-- Opening Marker --

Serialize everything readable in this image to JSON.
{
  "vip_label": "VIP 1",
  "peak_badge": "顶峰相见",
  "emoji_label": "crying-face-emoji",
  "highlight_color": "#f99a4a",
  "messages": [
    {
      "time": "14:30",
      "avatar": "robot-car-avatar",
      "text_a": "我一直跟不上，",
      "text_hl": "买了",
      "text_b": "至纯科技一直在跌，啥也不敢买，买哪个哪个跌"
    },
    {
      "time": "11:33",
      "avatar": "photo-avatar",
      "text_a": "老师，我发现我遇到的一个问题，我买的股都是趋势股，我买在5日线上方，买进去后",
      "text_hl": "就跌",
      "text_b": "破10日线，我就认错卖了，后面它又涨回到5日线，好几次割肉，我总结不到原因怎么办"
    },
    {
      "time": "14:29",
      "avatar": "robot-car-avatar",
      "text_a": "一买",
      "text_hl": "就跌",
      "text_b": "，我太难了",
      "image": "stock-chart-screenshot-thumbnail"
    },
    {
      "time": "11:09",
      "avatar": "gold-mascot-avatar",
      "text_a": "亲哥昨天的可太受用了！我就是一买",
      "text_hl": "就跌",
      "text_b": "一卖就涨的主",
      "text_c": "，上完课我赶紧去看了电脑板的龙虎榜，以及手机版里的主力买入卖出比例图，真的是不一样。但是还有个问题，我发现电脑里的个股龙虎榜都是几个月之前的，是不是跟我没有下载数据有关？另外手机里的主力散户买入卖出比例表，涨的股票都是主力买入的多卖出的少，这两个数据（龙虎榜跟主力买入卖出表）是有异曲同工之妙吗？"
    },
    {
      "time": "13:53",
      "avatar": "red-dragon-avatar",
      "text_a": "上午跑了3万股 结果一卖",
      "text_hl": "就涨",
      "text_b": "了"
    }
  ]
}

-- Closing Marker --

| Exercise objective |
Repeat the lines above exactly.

| Answer to this problem |
Serialize everything readable in this image to JSON.
{
  "vip_label": "VIP 1",
  "peak_badge": "顶峰相见",
  "emoji_label": "crying-face-emoji",
  "highlight_color": "#f99a4a",
  "messages": [
    {
      "time": "14:30",
      "avatar": "robot-car-avatar",
      "text_a": "我一直跟不上，",
      "text_hl": "买了",
      "text_b": "至纯科技一直在跌，啥也不敢买，买哪个哪个跌"
    },
    {
      "time": "11:33",
      "avatar": "photo-avatar",
      "text_a": "老师，我发现我遇到的一个问题，我买的股都是趋势股，我买在5日线上方，买进去后",
      "text_hl": "就跌",
      "text_b": "破10日线，我就认错卖了，后面它又涨回到5日线，好几次割肉，我总结不到原因怎么办"
    },
    {
      "time": "14:29",
      "avatar": "robot-car-avatar",
      "text_a": "一买",
      "text_hl": "就跌",
      "text_b": "，我太难了",
      "image": "stock-chart-screenshot-thumbnail"
    },
    {
      "time": "11:09",
      "avatar": "gold-mascot-avatar",
      "text_a": "亲哥昨天的可太受用了！我就是一买",
      "text_hl": "就跌",
      "text_b": "一卖就涨的主",
      "text_c": "，上完课我赶紧去看了电脑板的龙虎榜，以及手机版里的主力买入卖出比例图，真的是不一样。但是还有个问题，我发现电脑里的个股龙虎榜都是几个月之前的，是不是跟我没有下载数据有关？另外手机里的主力散户买入卖出比例表，涨的股票都是主力买入的多卖出的少，这两个数据（龙虎榜跟主力买入卖出表）是有异曲同工之妙吗？"
    },
    {
      "time": "13:53",
      "avatar": "red-dragon-avatar",
      "text_a": "上午跑了3万股 结果一卖",
      "text_hl": "就涨",
      "text_b": "了"
    }
  ]
}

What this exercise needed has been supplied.